and exercises that we apply to client problems. While tools from this vast
toolbox work for any type of organization seeking to provide a better service
or product (healthcare, non-profit, hospitality, consumer goods, financial
services, wholesalers, and B-2-B) to generate insights and custom solutions
that set them up as a category leader, what we sell is something else
ultimately. This is perhaps the rarest asset in corporate America for an
unknown reason, called courage.
According to Wikipedia, Courage is the ability and willingness to confront fear,
pain, danger, uncertainty, or intimidation. Most corporate cultures move in
fear, make decisions for the worst case, then present power points for their
leadership teams like a pep rally squad playing the roles of analyst and
accountant. What happened to the ability to dream, to share a vision, to
outline something bold? In the land of how-we-do-things-here, no new
thinking is allowed and courage is stamped out the moment it shows the glint
in its dreamy eye.
Its little wonder that all of the big telecommunications companies can only
grow by major acquisition rather than human invention. Given that they are
fixed and rigid in their business model, infrastructure costs, and roles, they
cannot afford to re-think the industry. So, in moves a concept that defies their
paradigmatic models, Skype, and without the capital-intensive notion of a
network, they become the market leader in international calls with more than
12% of the market. The bigger companies lacked the courage to drop their
world-view and see the market needs and new technological possibilities with
the objectivity of a start-up.
Yet, many corporate citizens lust after such a wild leap. On every corporate
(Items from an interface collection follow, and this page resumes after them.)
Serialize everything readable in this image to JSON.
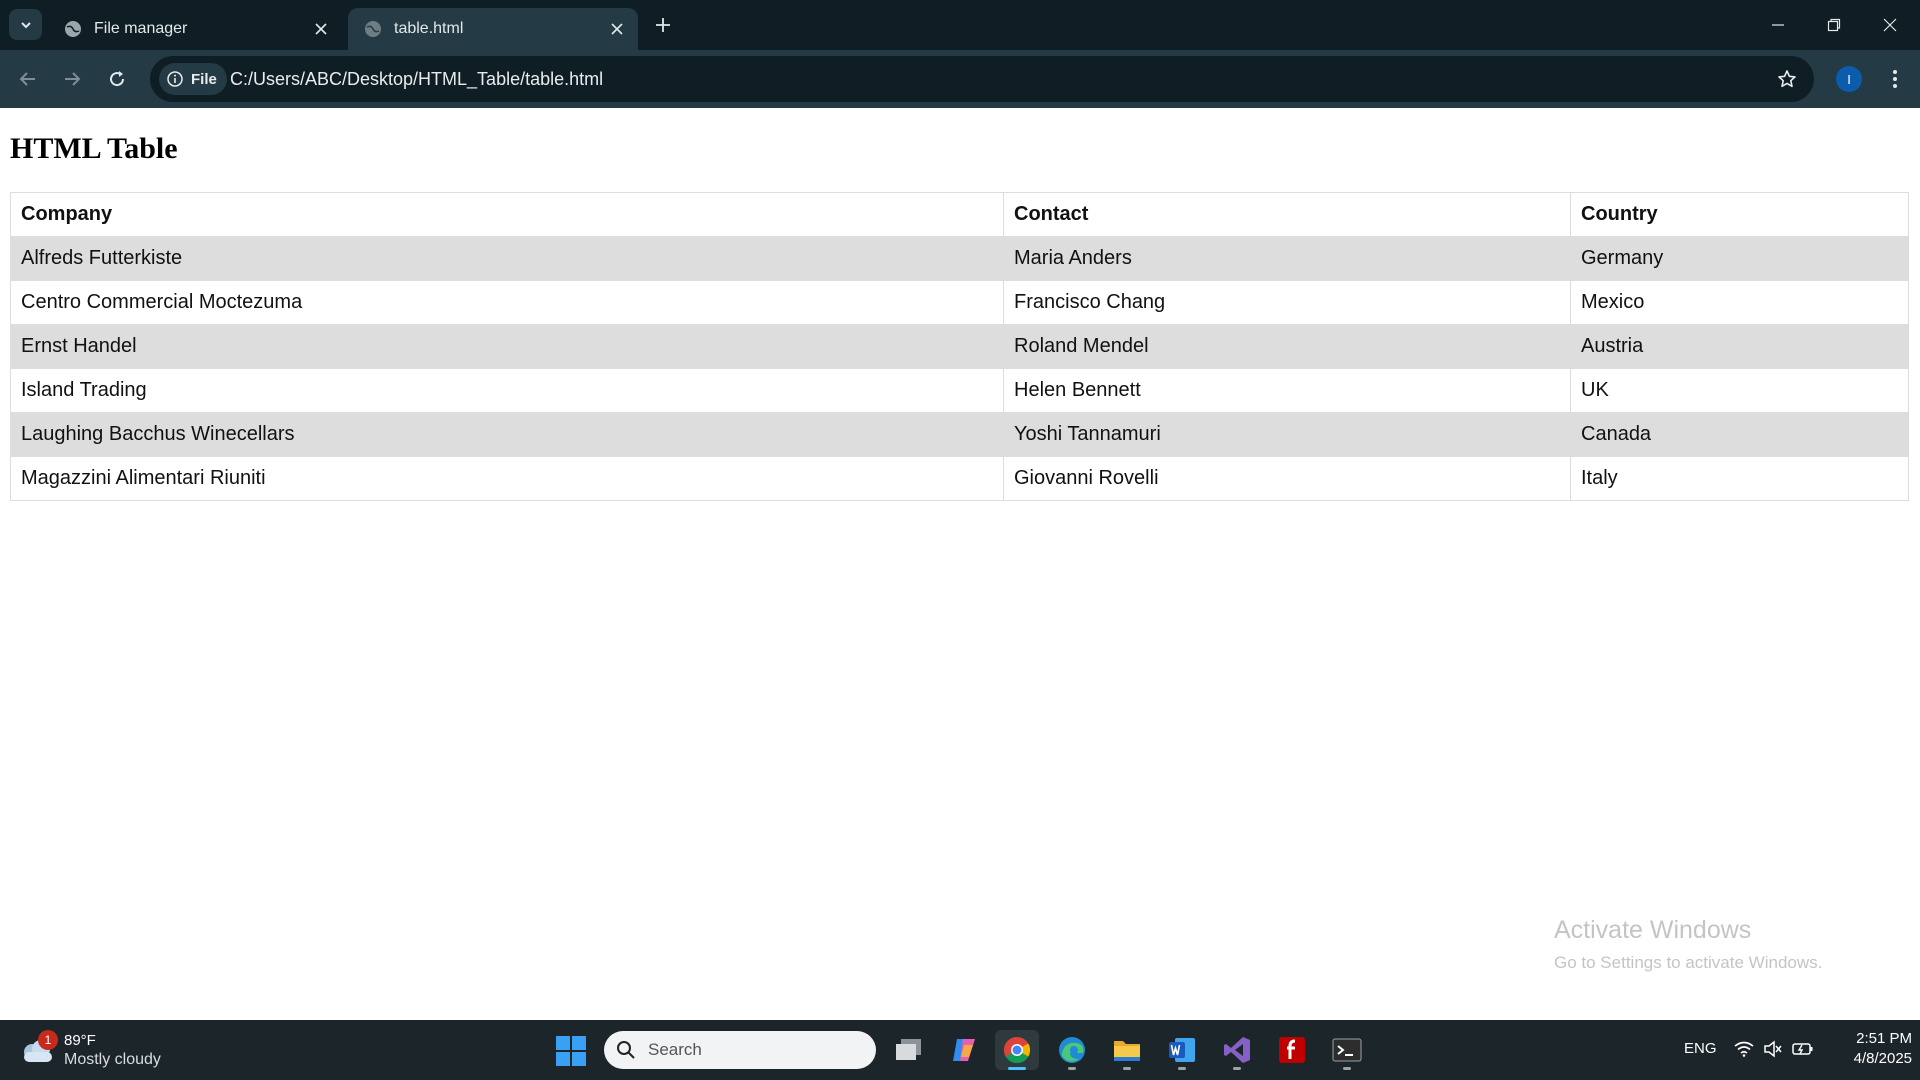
{
  "browser": {
    "tabs": [
      {
        "title": "File manager",
        "active": false
      },
      {
        "title": "table.html",
        "active": true
      }
    ],
    "site_chip": "File",
    "url": "C:/Users/ABC/Desktop/HTML_Table/table.html",
    "profile_initial": "I"
  },
  "page": {
    "heading": "HTML Table",
    "table": {
      "headers": [
        "Company",
        "Contact",
        "Country"
      ],
      "rows": [
        [
          "Alfreds Futterkiste",
          "Maria Anders",
          "Germany"
        ],
        [
          "Centro Commercial Moctezuma",
          "Francisco Chang",
          "Mexico"
        ],
        [
          "Ernst Handel",
          "Roland Mendel",
          "Austria"
        ],
        [
          "Island Trading",
          "Helen Bennett",
          "UK"
        ],
        [
          "Laughing Bacchus Winecellars",
          "Yoshi Tannamuri",
          "Canada"
        ],
        [
          "Magazzini Alimentari Riuniti",
          "Giovanni Rovelli",
          "Italy"
        ]
      ]
    },
    "watermark": {
      "title": "Activate Windows",
      "subtitle": "Go to Settings to activate Windows."
    }
  },
  "taskbar": {
    "weather": {
      "badge": "1",
      "temperature": "89°F",
      "condition": "Mostly cloudy"
    },
    "search_placeholder": "Search",
    "apps": [
      "task-view",
      "copilot",
      "chrome",
      "edge",
      "file-explorer",
      "word",
      "visual-studio",
      "filezilla",
      "terminal"
    ],
    "language": "ENG",
    "time": "2:51 PM",
    "date": "4/8/2025"
  },
  "colors": {
    "titlebar": "#0f1e24",
    "toolbar": "#243a44",
    "table_stripe": "#dddddd",
    "taskbar": "#1c2529",
    "accent": "#4cc2ff"
  }
}
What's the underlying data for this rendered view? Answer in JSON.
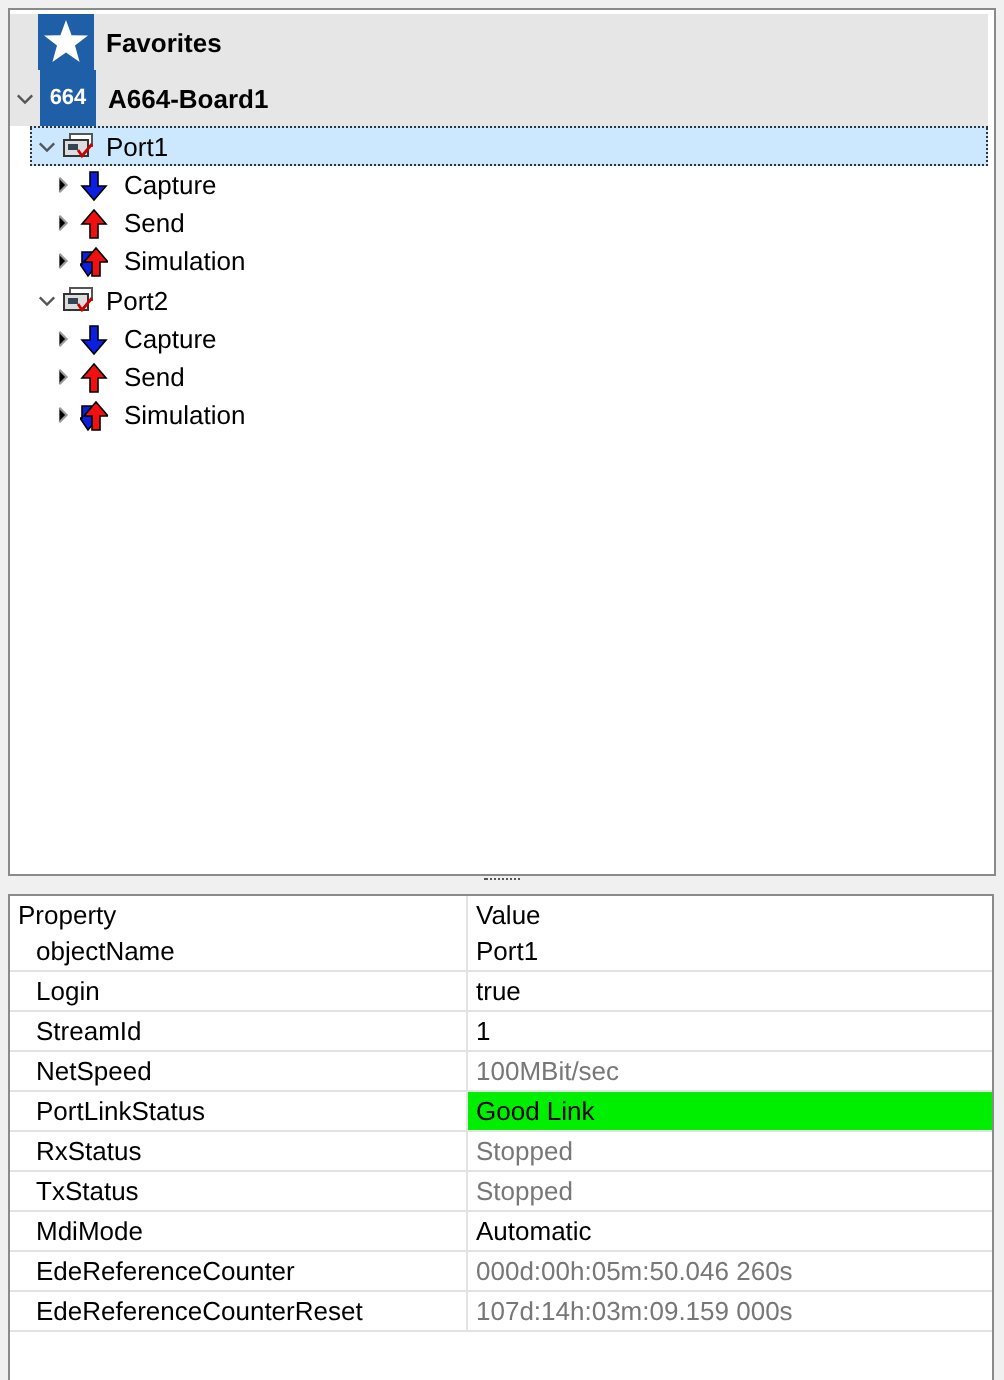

desk we see copies of the Business Model Canvas or Lean Start-up.
Skunkworks teams meet with the fervor and passion of illicit love. Like stolen
love, these relationships rarely make it in the light of day. The concepts are
cleaned up and presented to the larger enterprise. Then, behold the attack.
Behold the boundaries. Behold the reasons why we cannot move ahead with
something radical. Faint praise for fresh thinking peppers the conversation,
then its back to business as usual.
This cynical, but too-true, scene is enacted again and again every day in
America. Cultural antibodies eat at any expression of courage like rapacious
piranhas in company after company. The only antidote is courage, the
courage to confront fears, dangers, and uncertainties. To be able to enact this
courage, it takes a focus on an innovation culture where even the business
model that brings us together is an on-going experiment and prototype open
to improvement.

Courage; it changes things, for the better.